EXTRACTED RECORDS
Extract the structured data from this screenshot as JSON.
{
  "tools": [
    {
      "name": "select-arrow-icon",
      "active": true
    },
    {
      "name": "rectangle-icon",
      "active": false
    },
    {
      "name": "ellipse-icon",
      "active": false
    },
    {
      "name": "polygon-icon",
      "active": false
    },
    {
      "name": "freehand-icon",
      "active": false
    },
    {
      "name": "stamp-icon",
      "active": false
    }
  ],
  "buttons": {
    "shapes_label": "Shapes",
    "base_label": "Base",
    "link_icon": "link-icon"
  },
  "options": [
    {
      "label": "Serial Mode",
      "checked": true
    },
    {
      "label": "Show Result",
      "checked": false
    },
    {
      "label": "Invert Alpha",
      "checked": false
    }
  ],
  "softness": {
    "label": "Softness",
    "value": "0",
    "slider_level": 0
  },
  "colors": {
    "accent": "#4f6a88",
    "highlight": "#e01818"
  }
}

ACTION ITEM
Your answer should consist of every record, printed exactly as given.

ANSWER TO THE PROBLEM
Extract the structured data from this screenshot as JSON.
{
  "tools": [
    {
      "name": "select-arrow-icon",
      "active": true
    },
    {
      "name": "rectangle-icon",
      "active": false
    },
    {
      "name": "ellipse-icon",
      "active": false
    },
    {
      "name": "polygon-icon",
      "active": false
    },
    {
      "name": "freehand-icon",
      "active": false
    },
    {
      "name": "stamp-icon",
      "active": false
    }
  ],
  "buttons": {
    "shapes_label": "Shapes",
    "base_label": "Base",
    "link_icon": "link-icon"
  },
  "options": [
    {
      "label": "Serial Mode",
      "checked": true
    },
    {
      "label": "Show Result",
      "checked": false
    },
    {
      "label": "Invert Alpha",
      "checked": false
    }
  ],
  "softness": {
    "label": "Softness",
    "value": "0",
    "slider_level": 0
  },
  "colors": {
    "accent": "#4f6a88",
    "highlight": "#e01818"
  }
}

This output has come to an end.